Startup ecosystems are on the rise everywhere. There are more startups, more mentors, more events and more money floating around than ever before. Unfortunately, more is not always better. Having been around since the first OCC meetup in Bangalore, I have seen the meetups (and the ecosystem) evolve over the years. Truth be told, I have lost interest in most startup events and it’s not because I think there is nothing to learn out there. Discussions with entrepreneurs often turn into a discussion about things that don’t matter as much – funding news of other companies and discussions about getting into the next accelerator or incubator. These are legitimate discussions but they are very unproductive use of face-time with people. A quick google search on funding or accelerators will lead to hundreds of blog posts, videos and dozens of books.
I want to take this opportunity to clear my stand on funding. I think if you are operating from India and have any kind of real traction, you probably don’t need to worry about money. You should really be focusing on revenues and acquiring customers. Operating costs in India are so low that your funding requirements are already much lower than other parts of the world. That’s what we are doing in SupportBee. We tried raising a bit last year but very quickly decided that it was not worth the time. Not having money forced us to focus on revenues and customers and ignore everything else. I must accept that in the past I have gotten carried away and indulged in ongoing funding/investment landscape decisions with fellow entrepreneurs. However, I am going to bail out of those discussions pretty quickly from now on. I personally find my time better spent simply meditating instead.
However here are some questions that I do enjoy asking entrepreneurs and wish more entrepreneurs asked me (simply because I have atleast some first hand insights here that might be useful to others)
- How old is your company and how long did it take you to launch. What slowed you down or helped you get the product out the door faster?
- What kind of traction do you have. What about revenues? How fast are they growing (or why not)?
- What things have made the biggest impact on your customer acquisition. What has helped lower your churn? What has driven up the engagement?
- What are your biggest acquisition channels. Do you focus more on organic or paid acquisition? Why one or the other or both?

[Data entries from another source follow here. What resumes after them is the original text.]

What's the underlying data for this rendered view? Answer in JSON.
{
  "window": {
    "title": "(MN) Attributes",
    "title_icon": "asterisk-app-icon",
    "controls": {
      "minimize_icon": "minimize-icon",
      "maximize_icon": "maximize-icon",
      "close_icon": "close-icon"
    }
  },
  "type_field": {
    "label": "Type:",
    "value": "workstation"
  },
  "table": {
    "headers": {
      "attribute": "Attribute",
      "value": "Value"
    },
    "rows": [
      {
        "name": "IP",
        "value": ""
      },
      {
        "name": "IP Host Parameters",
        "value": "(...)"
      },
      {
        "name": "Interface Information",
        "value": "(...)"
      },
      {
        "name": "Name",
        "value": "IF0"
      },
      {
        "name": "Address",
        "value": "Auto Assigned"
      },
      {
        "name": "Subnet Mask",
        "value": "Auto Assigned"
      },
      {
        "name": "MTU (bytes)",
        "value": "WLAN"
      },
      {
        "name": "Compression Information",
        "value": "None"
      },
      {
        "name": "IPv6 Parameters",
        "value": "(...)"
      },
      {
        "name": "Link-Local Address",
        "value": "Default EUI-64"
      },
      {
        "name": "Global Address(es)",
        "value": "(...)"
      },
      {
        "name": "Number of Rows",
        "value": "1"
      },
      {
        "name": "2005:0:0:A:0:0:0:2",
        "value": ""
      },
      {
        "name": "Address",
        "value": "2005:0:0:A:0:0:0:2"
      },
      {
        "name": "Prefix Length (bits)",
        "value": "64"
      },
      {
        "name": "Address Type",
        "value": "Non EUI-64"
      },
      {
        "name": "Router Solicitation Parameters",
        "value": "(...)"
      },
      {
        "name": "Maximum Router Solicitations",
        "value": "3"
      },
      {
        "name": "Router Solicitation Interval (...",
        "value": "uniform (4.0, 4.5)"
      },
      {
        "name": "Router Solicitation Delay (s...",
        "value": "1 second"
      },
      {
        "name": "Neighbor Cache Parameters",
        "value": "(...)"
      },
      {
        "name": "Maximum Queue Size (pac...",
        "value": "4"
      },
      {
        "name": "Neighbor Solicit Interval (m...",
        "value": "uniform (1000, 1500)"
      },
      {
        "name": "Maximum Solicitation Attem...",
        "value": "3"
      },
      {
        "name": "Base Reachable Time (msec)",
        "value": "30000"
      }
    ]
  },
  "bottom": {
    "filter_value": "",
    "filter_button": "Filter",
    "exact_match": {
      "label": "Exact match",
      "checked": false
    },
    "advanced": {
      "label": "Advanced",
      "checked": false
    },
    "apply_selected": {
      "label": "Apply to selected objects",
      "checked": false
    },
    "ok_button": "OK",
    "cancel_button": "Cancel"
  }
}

- What hiring channels have worked for you? How do you work? Do you have sales people? If not, why?
- How do you prioritize feature requests? How do you deliver customer support? How do you tie the two together?
Startups are so hard that if you meet someone with any traction, there are so many great things to learn from them. It doesn’t even matter if you think they have cracked it bigtime or not. Asking the right questions is the key. If you think someone’s idea doesn’t make sense, ask them what they see in it. If you think someone is in an over crowded space, ask them how they are still selling in that space. Try to get real answers out of people. Andrew Warner did it with star entrepreneurs and you can do it with your local heroes (and heroes to be). Just be nice and curious and most people are happy to share their insights.